Component data from apps and pages:
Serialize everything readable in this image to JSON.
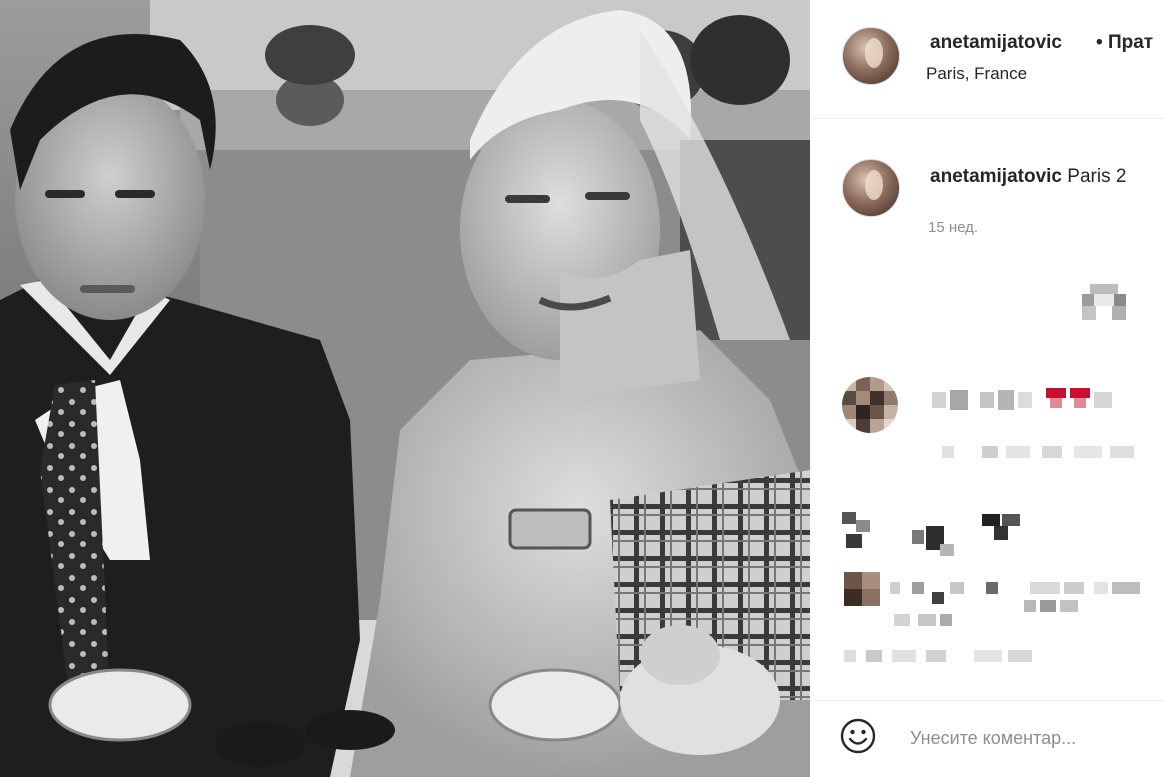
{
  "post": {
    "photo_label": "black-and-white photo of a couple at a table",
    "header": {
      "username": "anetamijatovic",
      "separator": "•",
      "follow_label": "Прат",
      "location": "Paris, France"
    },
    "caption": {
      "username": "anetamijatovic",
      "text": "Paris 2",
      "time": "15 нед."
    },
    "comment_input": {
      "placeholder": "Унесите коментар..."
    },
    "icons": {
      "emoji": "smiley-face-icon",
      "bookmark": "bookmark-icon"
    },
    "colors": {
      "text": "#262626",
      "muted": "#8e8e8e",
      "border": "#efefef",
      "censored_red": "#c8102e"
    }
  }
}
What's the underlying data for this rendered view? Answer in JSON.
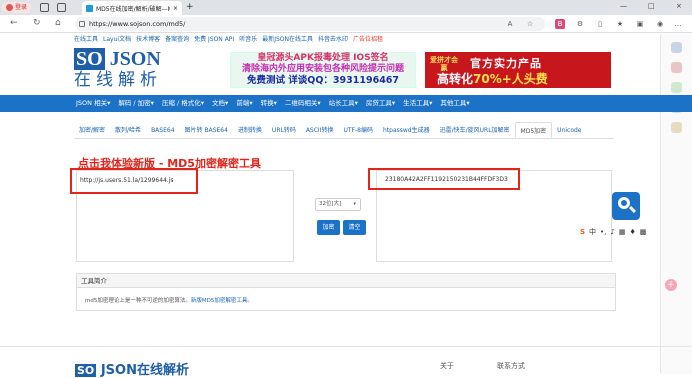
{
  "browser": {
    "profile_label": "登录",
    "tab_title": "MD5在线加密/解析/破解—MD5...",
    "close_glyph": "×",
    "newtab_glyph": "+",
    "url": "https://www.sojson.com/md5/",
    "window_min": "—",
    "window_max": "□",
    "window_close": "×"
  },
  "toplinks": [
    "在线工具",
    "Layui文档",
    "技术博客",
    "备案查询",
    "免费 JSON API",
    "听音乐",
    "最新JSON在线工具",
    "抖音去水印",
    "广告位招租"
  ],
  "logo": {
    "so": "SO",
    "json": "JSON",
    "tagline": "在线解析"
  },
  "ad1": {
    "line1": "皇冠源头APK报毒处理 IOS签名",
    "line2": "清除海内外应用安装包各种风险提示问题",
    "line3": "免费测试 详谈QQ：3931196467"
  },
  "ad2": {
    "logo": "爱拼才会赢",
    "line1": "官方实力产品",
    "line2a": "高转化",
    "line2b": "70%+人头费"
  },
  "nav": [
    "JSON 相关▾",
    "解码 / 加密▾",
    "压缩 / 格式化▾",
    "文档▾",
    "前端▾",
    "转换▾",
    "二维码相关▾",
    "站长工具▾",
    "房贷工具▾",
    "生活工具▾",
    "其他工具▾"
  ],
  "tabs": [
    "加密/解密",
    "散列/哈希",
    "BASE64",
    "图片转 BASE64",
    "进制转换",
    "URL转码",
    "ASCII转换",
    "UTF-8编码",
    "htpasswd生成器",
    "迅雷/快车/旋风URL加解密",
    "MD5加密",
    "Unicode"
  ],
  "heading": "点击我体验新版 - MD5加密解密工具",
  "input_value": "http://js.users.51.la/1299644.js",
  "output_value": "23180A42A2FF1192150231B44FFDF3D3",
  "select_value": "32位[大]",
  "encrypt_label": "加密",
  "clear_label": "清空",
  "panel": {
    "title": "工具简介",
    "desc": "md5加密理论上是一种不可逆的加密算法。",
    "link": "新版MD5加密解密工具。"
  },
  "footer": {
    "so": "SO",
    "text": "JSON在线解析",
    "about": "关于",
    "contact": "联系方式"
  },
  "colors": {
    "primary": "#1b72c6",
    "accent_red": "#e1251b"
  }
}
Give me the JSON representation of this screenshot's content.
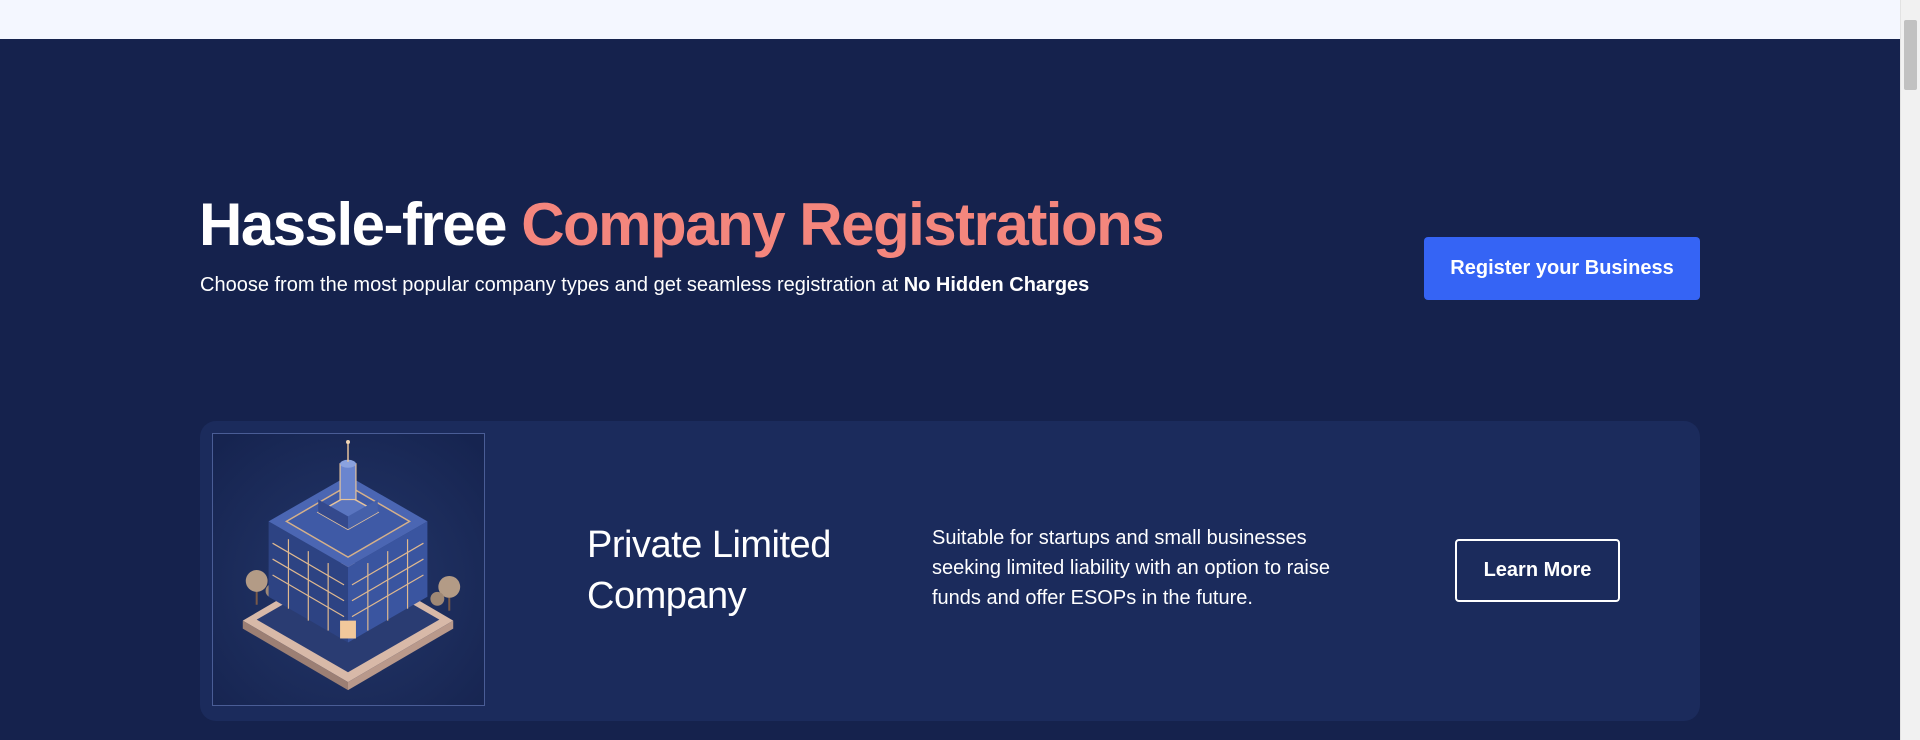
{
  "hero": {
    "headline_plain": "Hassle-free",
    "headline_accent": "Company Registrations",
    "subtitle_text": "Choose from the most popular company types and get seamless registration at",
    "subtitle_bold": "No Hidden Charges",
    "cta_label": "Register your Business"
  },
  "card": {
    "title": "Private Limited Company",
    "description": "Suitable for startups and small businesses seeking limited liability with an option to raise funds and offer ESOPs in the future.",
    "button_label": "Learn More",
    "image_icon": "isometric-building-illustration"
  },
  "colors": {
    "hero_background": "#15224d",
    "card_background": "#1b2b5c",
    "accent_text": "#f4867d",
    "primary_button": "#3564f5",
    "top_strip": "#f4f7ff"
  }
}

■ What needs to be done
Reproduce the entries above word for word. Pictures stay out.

■ Answer to this problem
Serialize everything readable in this image to JSON.
{
  "post": {
    "photo_label": "black-and-white photo of a couple at a table",
    "header": {
      "username": "anetamijatovic",
      "separator": "•",
      "follow_label": "Прат",
      "location": "Paris, France"
    },
    "caption": {
      "username": "anetamijatovic",
      "text": "Paris 2",
      "time": "15 нед."
    },
    "comment_input": {
      "placeholder": "Унесите коментар..."
    },
    "icons": {
      "emoji": "smiley-face-icon",
      "bookmark": "bookmark-icon"
    },
    "colors": {
      "text": "#262626",
      "muted": "#8e8e8e",
      "border": "#efefef",
      "censored_red": "#c8102e"
    }
  }
}
What's the underlying data for this rendered view? Answer in JSON.
{
  "browser": {
    "profile_label": "登录",
    "tab_title": "MD5在线加密/解析/破解—MD5...",
    "close_glyph": "×",
    "newtab_glyph": "+",
    "url": "https://www.sojson.com/md5/",
    "window_min": "—",
    "window_max": "□",
    "window_close": "×"
  },
  "toplinks": [
    "在线工具",
    "Layui文档",
    "技术博客",
    "备案查询",
    "免费 JSON API",
    "听音乐",
    "最新JSON在线工具",
    "抖音去水印",
    "广告位招租"
  ],
  "logo": {
    "so": "SO",
    "json": "JSON",
    "tagline": "在线解析"
  },
  "ad1": {
    "line1": "皇冠源头APK报毒处理 IOS签名",
    "line2": "清除海内外应用安装包各种风险提示问题",
    "line3": "免费测试 详谈QQ：3931196467"
  },
  "ad2": {
    "logo": "爱拼才会赢",
    "line1": "官方实力产品",
    "line2a": "高转化",
    "line2b": "70%+人头费"
  },
  "nav": [
    "JSON 相关▾",
    "解码 / 加密▾",
    "压缩 / 格式化▾",
    "文档▾",
    "前端▾",
    "转换▾",
    "二维码相关▾",
    "站长工具▾",
    "房贷工具▾",
    "生活工具▾",
    "其他工具▾"
  ],
  "tabs": [
    "加密/解密",
    "散列/哈希",
    "BASE64",
    "图片转 BASE64",
    "进制转换",
    "URL转码",
    "ASCII转换",
    "UTF-8编码",
    "htpasswd生成器",
    "迅雷/快车/旋风URL加解密",
    "MD5加密",
    "Unicode"
  ],
  "heading": "点击我体验新版 - MD5加密解密工具",
  "input_value": "http://js.users.51.la/1299644.js",
  "output_value": "23180A42A2FF1192150231B44FFDF3D3",
  "select_value": "32位[大]",
  "encrypt_label": "加密",
  "clear_label": "清空",
  "panel": {
    "title": "工具简介",
    "desc": "md5加密理论上是一种不可逆的加密算法。",
    "link": "新版MD5加密解密工具。"
  },
  "footer": {
    "so": "SO",
    "text": "JSON在线解析",
    "about": "关于",
    "contact": "联系方式"
  },
  "colors": {
    "primary": "#1b72c6",
    "accent_red": "#e1251b"
  }
}
Give me the JSON representation of this screenshot's content.
{
  "hero": {
    "headline_plain": "Hassle-free",
    "headline_accent": "Company Registrations",
    "subtitle_text": "Choose from the most popular company types and get seamless registration at",
    "subtitle_bold": "No Hidden Charges",
    "cta_label": "Register your Business"
  },
  "card": {
    "title": "Private Limited Company",
    "description": "Suitable for startups and small businesses seeking limited liability with an option to raise funds and offer ESOPs in the future.",
    "button_label": "Learn More",
    "image_icon": "isometric-building-illustration"
  },
  "colors": {
    "hero_background": "#15224d",
    "card_background": "#1b2b5c",
    "accent_text": "#f4867d",
    "primary_button": "#3564f5",
    "top_strip": "#f4f7ff"
  }
}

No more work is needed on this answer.